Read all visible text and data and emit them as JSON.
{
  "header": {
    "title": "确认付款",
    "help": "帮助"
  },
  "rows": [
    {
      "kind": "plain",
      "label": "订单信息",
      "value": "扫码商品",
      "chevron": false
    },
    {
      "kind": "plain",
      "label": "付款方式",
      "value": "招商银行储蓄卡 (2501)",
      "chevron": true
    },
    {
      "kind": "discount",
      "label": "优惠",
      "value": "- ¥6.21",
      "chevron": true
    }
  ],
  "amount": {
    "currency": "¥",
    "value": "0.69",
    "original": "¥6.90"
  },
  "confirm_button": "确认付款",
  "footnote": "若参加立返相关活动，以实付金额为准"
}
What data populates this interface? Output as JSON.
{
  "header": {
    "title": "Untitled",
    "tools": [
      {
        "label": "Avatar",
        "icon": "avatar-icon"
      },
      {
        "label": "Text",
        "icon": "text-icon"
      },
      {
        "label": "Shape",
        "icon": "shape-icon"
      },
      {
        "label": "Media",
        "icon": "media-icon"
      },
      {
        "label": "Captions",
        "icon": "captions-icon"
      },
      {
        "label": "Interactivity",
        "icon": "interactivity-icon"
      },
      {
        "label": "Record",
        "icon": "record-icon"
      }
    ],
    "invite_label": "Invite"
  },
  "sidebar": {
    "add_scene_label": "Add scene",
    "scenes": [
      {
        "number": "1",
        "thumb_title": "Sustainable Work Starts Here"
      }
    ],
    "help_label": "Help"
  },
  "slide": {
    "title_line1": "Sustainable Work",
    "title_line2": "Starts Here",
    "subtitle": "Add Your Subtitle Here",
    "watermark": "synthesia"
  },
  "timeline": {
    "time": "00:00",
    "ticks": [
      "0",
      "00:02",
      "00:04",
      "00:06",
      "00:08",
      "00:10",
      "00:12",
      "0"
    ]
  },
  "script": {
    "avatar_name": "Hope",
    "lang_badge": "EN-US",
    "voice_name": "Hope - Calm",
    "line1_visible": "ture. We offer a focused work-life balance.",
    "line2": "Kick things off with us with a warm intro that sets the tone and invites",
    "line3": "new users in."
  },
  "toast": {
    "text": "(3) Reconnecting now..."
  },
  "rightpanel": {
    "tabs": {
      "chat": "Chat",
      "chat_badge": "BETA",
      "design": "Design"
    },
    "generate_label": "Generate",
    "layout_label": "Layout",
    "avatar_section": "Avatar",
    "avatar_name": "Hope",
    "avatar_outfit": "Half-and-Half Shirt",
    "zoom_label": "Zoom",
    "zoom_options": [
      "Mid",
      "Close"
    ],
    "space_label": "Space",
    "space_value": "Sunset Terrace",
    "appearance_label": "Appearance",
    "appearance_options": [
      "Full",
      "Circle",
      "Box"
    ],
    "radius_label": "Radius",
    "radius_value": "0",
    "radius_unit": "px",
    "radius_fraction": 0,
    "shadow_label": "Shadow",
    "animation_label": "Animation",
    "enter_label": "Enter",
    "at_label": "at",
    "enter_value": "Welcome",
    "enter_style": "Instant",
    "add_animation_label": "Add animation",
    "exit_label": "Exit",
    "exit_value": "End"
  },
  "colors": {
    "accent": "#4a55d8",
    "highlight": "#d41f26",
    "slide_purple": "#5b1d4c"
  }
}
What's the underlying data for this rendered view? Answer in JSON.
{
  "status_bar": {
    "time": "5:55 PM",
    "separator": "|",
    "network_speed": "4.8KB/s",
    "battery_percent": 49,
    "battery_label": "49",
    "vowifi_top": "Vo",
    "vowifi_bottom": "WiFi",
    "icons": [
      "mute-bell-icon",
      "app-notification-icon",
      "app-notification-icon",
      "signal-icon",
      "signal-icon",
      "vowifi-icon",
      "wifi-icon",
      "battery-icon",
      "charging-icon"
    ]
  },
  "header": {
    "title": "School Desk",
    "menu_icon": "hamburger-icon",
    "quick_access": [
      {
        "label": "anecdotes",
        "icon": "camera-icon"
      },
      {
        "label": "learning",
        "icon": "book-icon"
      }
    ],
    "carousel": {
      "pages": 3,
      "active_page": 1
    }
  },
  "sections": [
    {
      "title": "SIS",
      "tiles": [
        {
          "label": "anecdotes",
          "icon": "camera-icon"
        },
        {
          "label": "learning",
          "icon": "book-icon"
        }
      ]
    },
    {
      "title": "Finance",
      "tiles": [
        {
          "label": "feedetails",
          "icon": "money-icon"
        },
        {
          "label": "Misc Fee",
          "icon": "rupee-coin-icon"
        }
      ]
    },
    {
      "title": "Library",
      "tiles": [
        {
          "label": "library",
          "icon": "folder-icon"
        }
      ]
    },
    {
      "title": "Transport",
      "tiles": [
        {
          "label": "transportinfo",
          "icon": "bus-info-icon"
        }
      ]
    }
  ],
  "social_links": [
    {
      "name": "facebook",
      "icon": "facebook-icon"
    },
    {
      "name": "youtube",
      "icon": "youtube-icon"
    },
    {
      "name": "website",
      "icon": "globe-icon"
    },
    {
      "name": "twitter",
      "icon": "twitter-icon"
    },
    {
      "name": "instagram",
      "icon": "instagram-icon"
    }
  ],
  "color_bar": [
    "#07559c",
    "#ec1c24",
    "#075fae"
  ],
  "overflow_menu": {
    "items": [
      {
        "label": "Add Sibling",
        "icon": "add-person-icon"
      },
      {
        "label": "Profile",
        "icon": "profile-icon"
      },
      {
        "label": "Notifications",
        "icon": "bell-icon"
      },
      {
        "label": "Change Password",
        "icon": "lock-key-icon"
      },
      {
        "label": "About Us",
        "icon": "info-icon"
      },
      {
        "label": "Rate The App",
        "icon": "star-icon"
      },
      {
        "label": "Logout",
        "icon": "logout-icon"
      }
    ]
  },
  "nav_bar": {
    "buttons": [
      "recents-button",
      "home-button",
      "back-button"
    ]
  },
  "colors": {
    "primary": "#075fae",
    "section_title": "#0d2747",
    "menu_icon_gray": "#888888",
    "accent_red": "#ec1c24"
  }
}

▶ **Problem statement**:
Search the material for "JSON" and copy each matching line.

▶ **Exercise solution**:
Read all visible text and data and emit them as JSON.
What data populates this interface? Output as JSON.
What's the underlying data for this rendered view? Answer in JSON.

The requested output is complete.